Public colleges and universities have shifted their financial aid priorities away from need-based to merit-based awards. Low-income students are feeling the brunt of this change, but pressure on schools to admit only college-ready students and to raise revenue will probably cause this trend to continue.
Public colleges are turning away from their mission to offer access to an affordable college education for all students.
A ProPublica analysis of new data from the U.S. Department of Education shows that, from 1996 through 2012, public colleges and universities gave a declining portion of grants—as measured by both the number of grants and the dollar amounts—to students in the lowest quartile of family income. That trend continued even though the recession hit those in lower income brackets the hardest.
Universities feel the dual pressures of raising their revenues and ratings.
Why have public universities across the nation shifted their aid?
“For some schools, they’re trying to climb to the top of the rankings. For other schools, it’s more about revenue generation,” said Donald R. Hossler, a professor of educational leadership and policy studies at Indiana University at Bloomington.
To achieve those goals, colleges use their aid to draw wealthier students—especially those from out of state, who will pay more in tuition—or higher-achieving students, whose scores will give the colleges a boost in the rankings.

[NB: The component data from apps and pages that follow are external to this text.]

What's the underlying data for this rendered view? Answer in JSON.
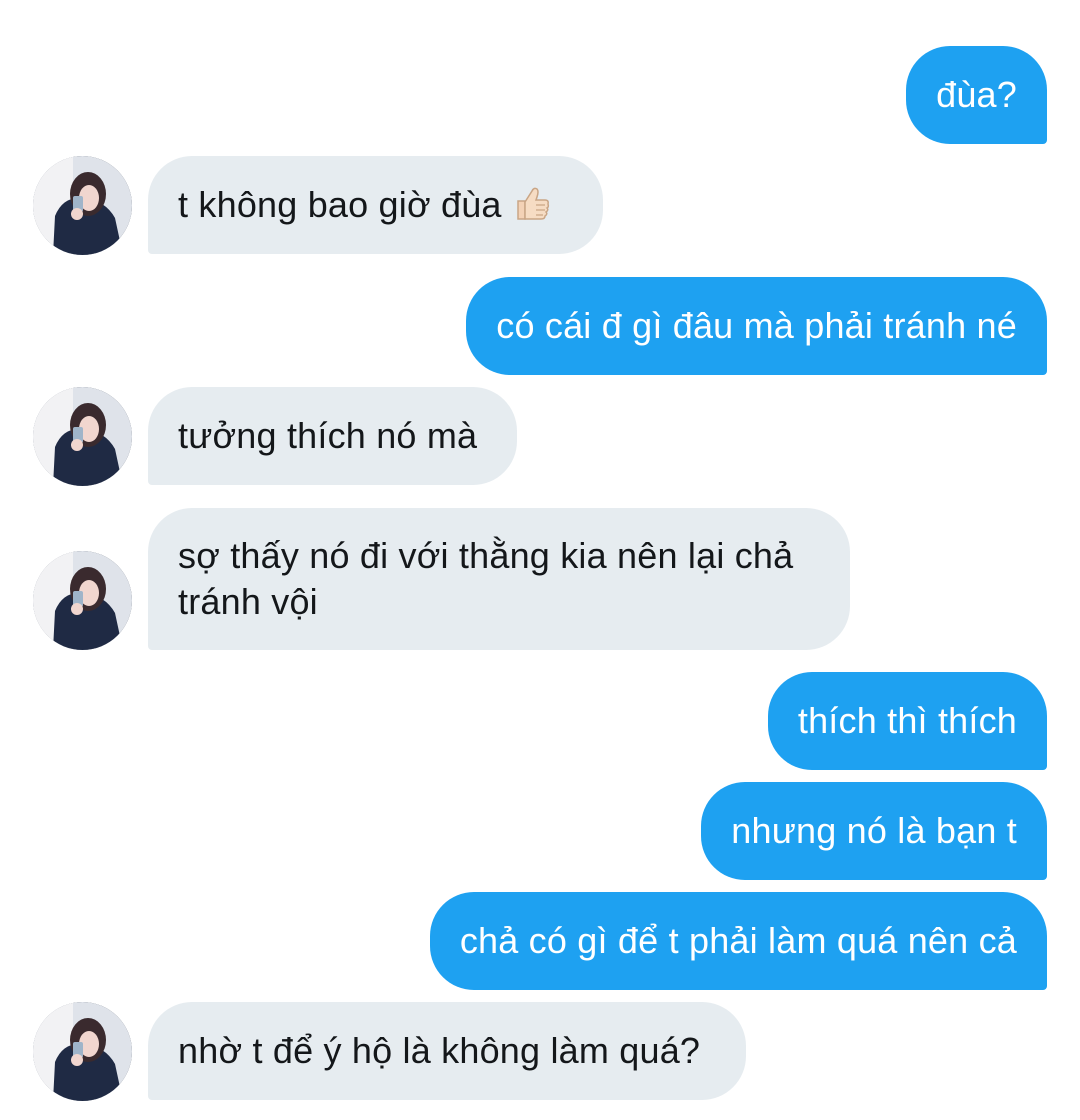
{
  "messages": [
    {
      "side": "out",
      "text": "đùa?"
    },
    {
      "side": "in",
      "text": "t không bao giờ đùa",
      "emoji": "thumbs-up"
    },
    {
      "side": "out",
      "text": "có cái đ gì đâu mà phải tránh né"
    },
    {
      "side": "in",
      "text": "tưởng thích nó mà"
    },
    {
      "side": "in",
      "text": "sợ thấy nó đi với thằng kia nên lại chả tránh vội"
    },
    {
      "side": "out",
      "text": "thích thì thích"
    },
    {
      "side": "out",
      "text": "nhưng nó là bạn t"
    },
    {
      "side": "out",
      "text": "chả có gì để t phải làm quá nên cả"
    },
    {
      "side": "in",
      "text": "nhờ t để ý hộ là không làm quá?"
    }
  ],
  "colors": {
    "outgoing_bubble": "#1ea1f1",
    "incoming_bubble": "#e6ecf0",
    "incoming_text": "#14171a",
    "outgoing_text": "#ffffff"
  }
}
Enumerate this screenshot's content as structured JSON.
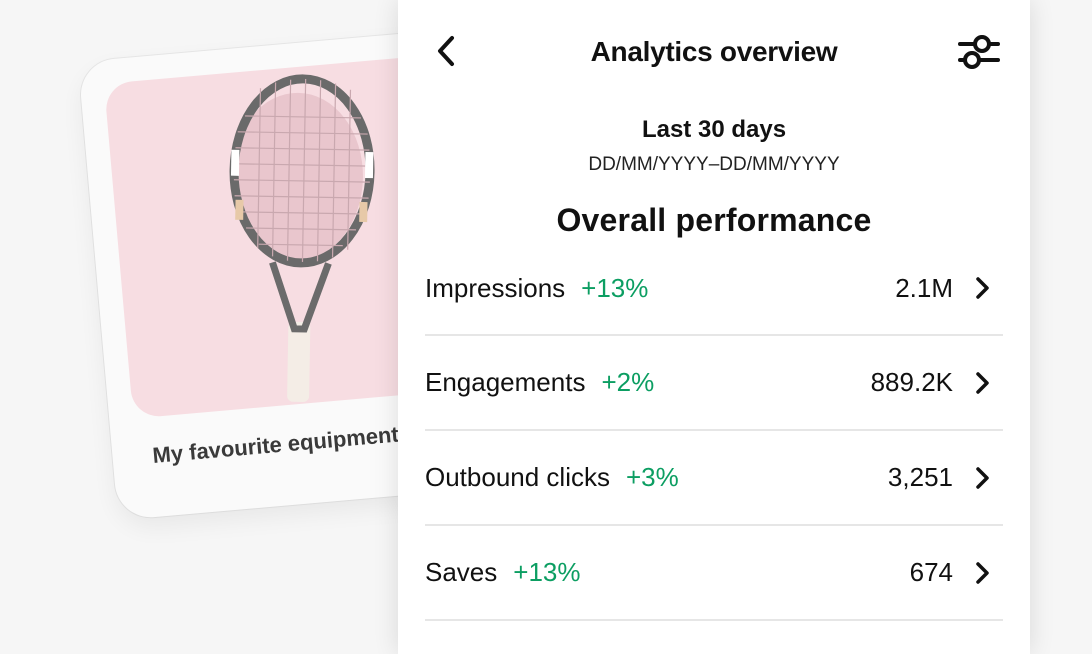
{
  "pin": {
    "caption": "My favourite equipment"
  },
  "header": {
    "title": "Analytics overview",
    "back_icon": "chevron-left-icon",
    "filter_icon": "sliders-icon"
  },
  "date_range": {
    "label": "Last 30 days",
    "dates": "DD/MM/YYYY–DD/MM/YYYY"
  },
  "section_title": "Overall performance",
  "metrics": [
    {
      "name": "Impressions",
      "change": "+13%",
      "value": "2.1M"
    },
    {
      "name": "Engagements",
      "change": "+2%",
      "value": "889.2K"
    },
    {
      "name": "Outbound clicks",
      "change": "+3%",
      "value": "3,251"
    },
    {
      "name": "Saves",
      "change": "+13%",
      "value": "674"
    }
  ],
  "colors": {
    "positive_change": "#0c9e62",
    "pin_background": "#f7dde2"
  }
}
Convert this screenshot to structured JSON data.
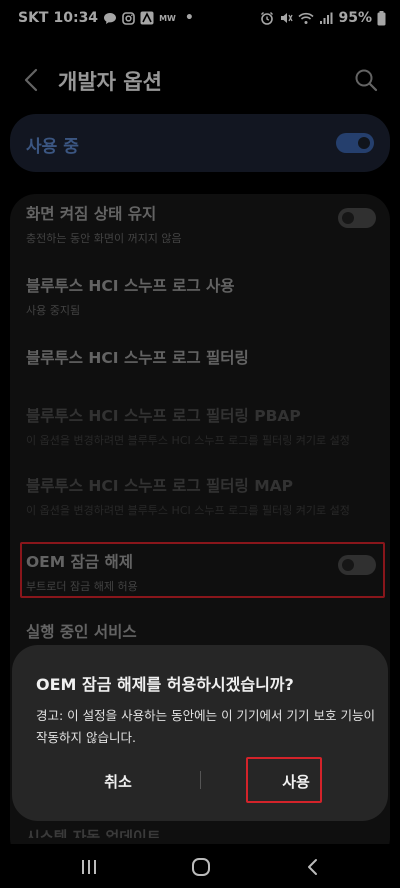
{
  "status_bar": {
    "carrier": "SKT",
    "time": "10:34",
    "battery": "95%",
    "app_icon_text": "MW",
    "dot": "•"
  },
  "header": {
    "title": "개발자 옵션"
  },
  "main_toggle": {
    "label": "사용 중",
    "state": "on"
  },
  "settings": [
    {
      "title": "화면 켜짐 상태 유지",
      "subtitle": "충전하는 동안 화면이 꺼지지 않음",
      "toggle": "off",
      "enabled": true
    },
    {
      "title": "블루투스 HCI 스누프 로그 사용",
      "subtitle": "사용 중지됨",
      "enabled": true
    },
    {
      "title": "블루투스 HCI 스누프 로그 필터링",
      "subtitle": "",
      "enabled": true
    },
    {
      "title": "블루투스 HCI 스누프 로그 필터링 PBAP",
      "subtitle": "이 옵션을 변경하려면 블루투스 HCI 스누프 로그를 필터링 켜기로 설정",
      "enabled": false
    },
    {
      "title": "블루투스 HCI 스누프 로그 필터링 MAP",
      "subtitle": "이 옵션을 변경하려면 블루투스 HCI 스누프 로그를 필터링 켜기로 설정",
      "enabled": false
    },
    {
      "title": "OEM 잠금 해제",
      "subtitle": "부트로더 잠금 해제 허용",
      "toggle": "off",
      "enabled": true
    },
    {
      "title": "실행 중인 서비스",
      "subtitle": "",
      "enabled": true
    }
  ],
  "peek_row": "시스템 자동 업데이트",
  "dialog": {
    "title": "OEM 잠금 해제를 허용하시겠습니까?",
    "message": "경고: 이 설정을 사용하는 동안에는 이 기기에서 기기 보호 기능이 작동하지 않습니다.",
    "cancel_label": "취소",
    "confirm_label": "사용"
  },
  "colors": {
    "accent": "#3a62a8",
    "highlight": "#d3232a"
  }
}
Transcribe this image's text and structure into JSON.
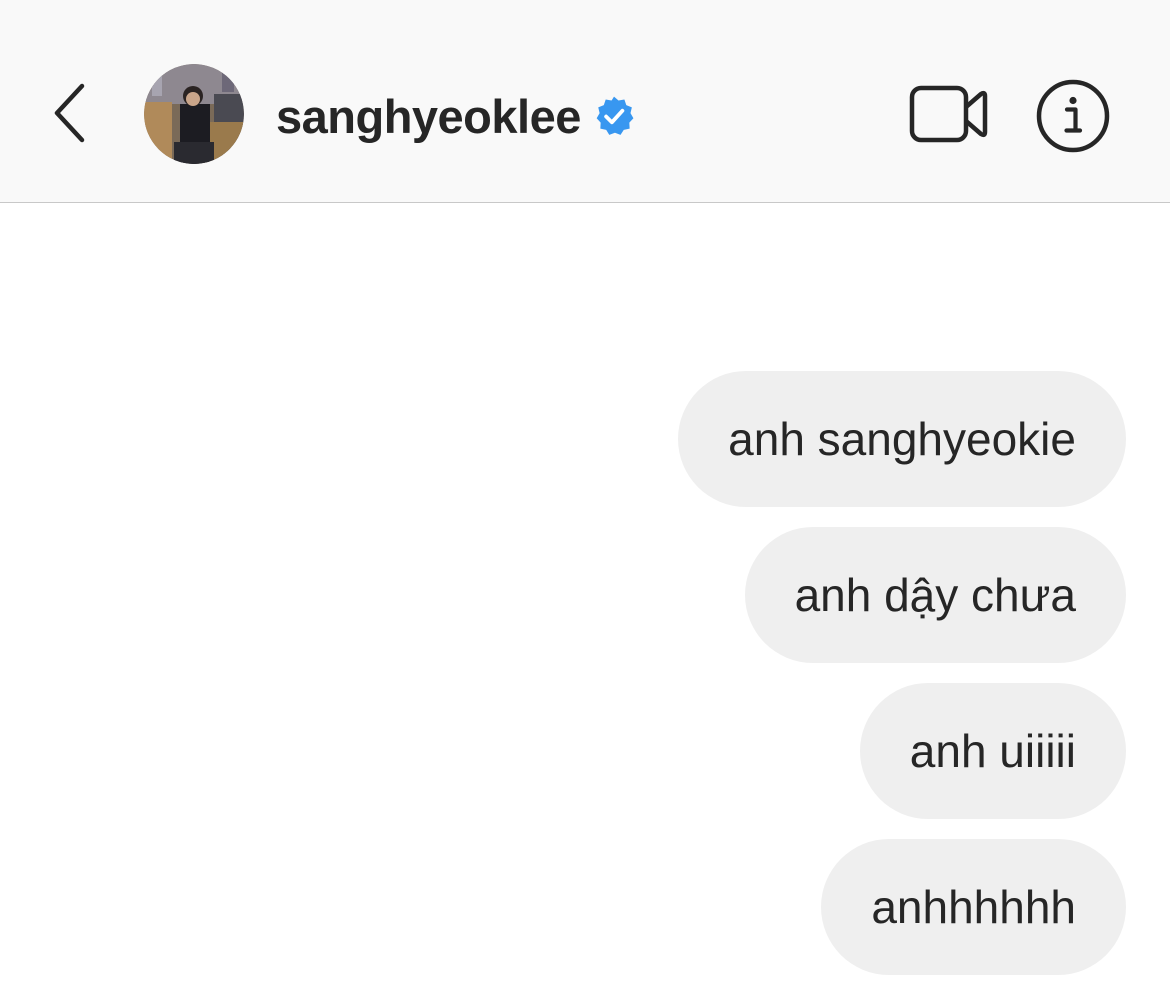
{
  "header": {
    "username": "sanghyeoklee",
    "verified": true,
    "verified_color": "#3897f0",
    "icons": {
      "back": "chevron-left-icon",
      "video": "video-camera-icon",
      "info": "info-circle-icon"
    }
  },
  "messages": [
    {
      "text": "anh sanghyeokie",
      "sender": "me"
    },
    {
      "text": "anh dậy chưa",
      "sender": "me"
    },
    {
      "text": "anh uiiiii",
      "sender": "me"
    },
    {
      "text": "anhhhhhh",
      "sender": "me"
    }
  ],
  "colors": {
    "bubble_bg": "#efefef",
    "header_bg": "#f9f9f9",
    "text": "#262626"
  }
}
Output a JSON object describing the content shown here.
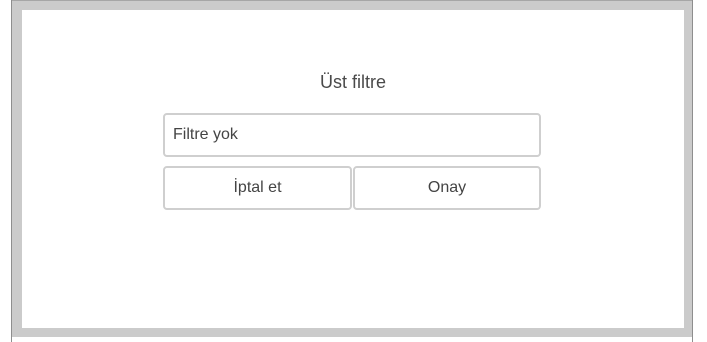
{
  "dialog": {
    "title": "Üst filtre",
    "filter_input": {
      "value": "",
      "placeholder": "Filtre yok"
    },
    "cancel_label": "İptal et",
    "confirm_label": "Onay"
  }
}
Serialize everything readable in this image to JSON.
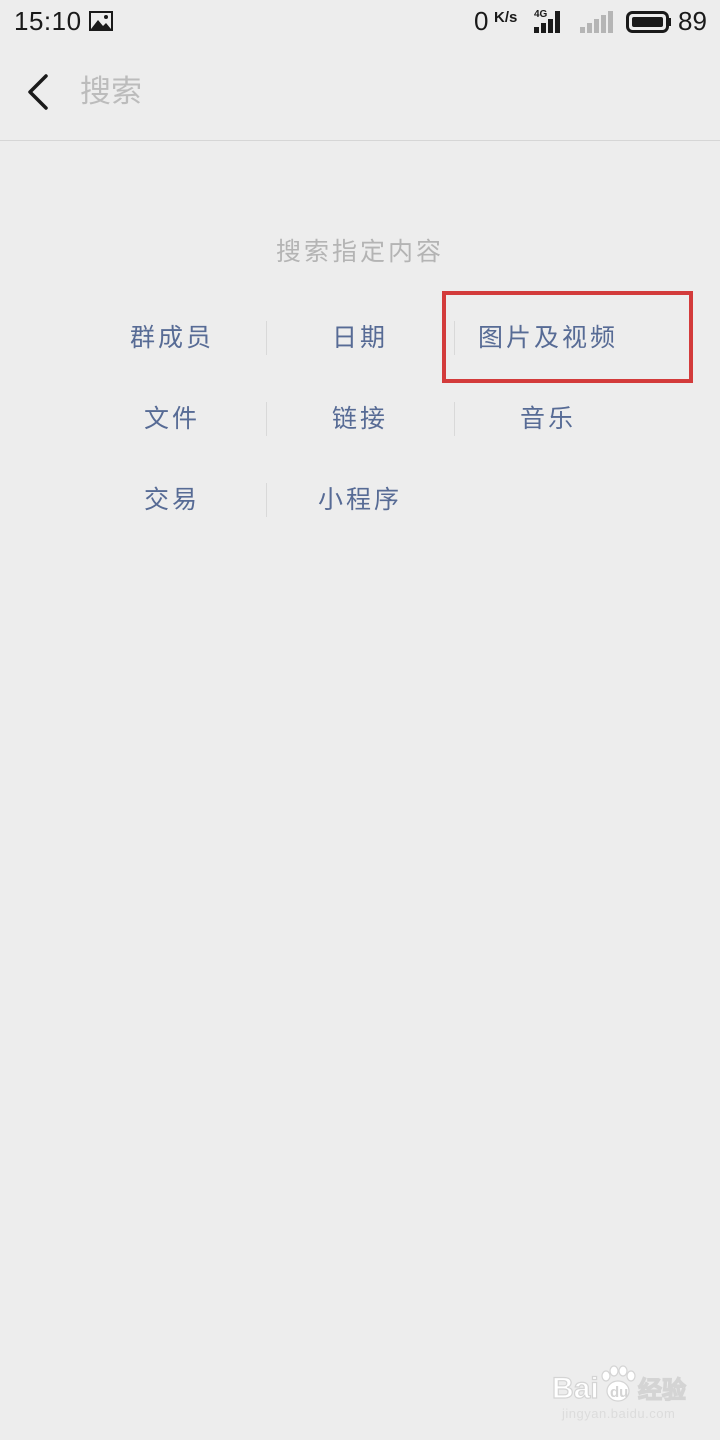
{
  "status_bar": {
    "time": "15:10",
    "net_speed": "0",
    "net_speed_unit": "K/s",
    "network_type": "4G",
    "battery_level": "89",
    "icons": [
      "image-icon",
      "signal-4g-icon",
      "signal-icon",
      "battery-icon"
    ]
  },
  "header": {
    "back_icon": "chevron-left-icon",
    "search_placeholder": "搜索"
  },
  "content": {
    "section_title": "搜索指定内容",
    "items": [
      {
        "label": "群成员"
      },
      {
        "label": "日期"
      },
      {
        "label": "图片及视频"
      },
      {
        "label": "文件"
      },
      {
        "label": "链接"
      },
      {
        "label": "音乐"
      },
      {
        "label": "交易"
      },
      {
        "label": "小程序"
      }
    ]
  },
  "annotation": {
    "highlighted_item": "图片及视频",
    "color": "#d33b3b"
  },
  "watermark": {
    "logo_text": "Bai du 经验",
    "url": "jingyan.baidu.com"
  },
  "colors": {
    "background": "#ededed",
    "link": "#576b95",
    "muted": "#b4b4b4"
  }
}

Private colleges have been using such tactics aggressively for some time. But in recent years, many public colleges have sought to catch up, doing what the industry calls “financial-aid leveraging.”
The math can work like this: Instead of offering, say, $12,000 to an especially needy student, a college might choose to leverage its aid by giving $3,000 discounts to four students with less need, each of whom scored high on the SAT and who together will bring in more tuition dollars than the needier student will.
Those discounts are often offered to prospective students as “merit aid.”
The student profiled in the Chronicle of Higher Ed article offered a clue to the reason many low-income students are losing out. They are academically unprepared for college-level work.
Ms. Epps had a combined SAT score of 820 on mathematics and critical reading…
That score is below the College Board SAT College and Career Readiness Benchmark, indicating a lack of “skills and knowledge that research demonstrates are critical to college and career readiness”. The same low SAT scores that disqualify some students for merit aid also signal they are at high risk for dropping out of college.
Problem should be addressed before the college years.
The answer is not to give more need-based aid to students who are not prepared for college, but to do a better job of educating students to be college and career ready. That is the job of K-12 education and community colleges.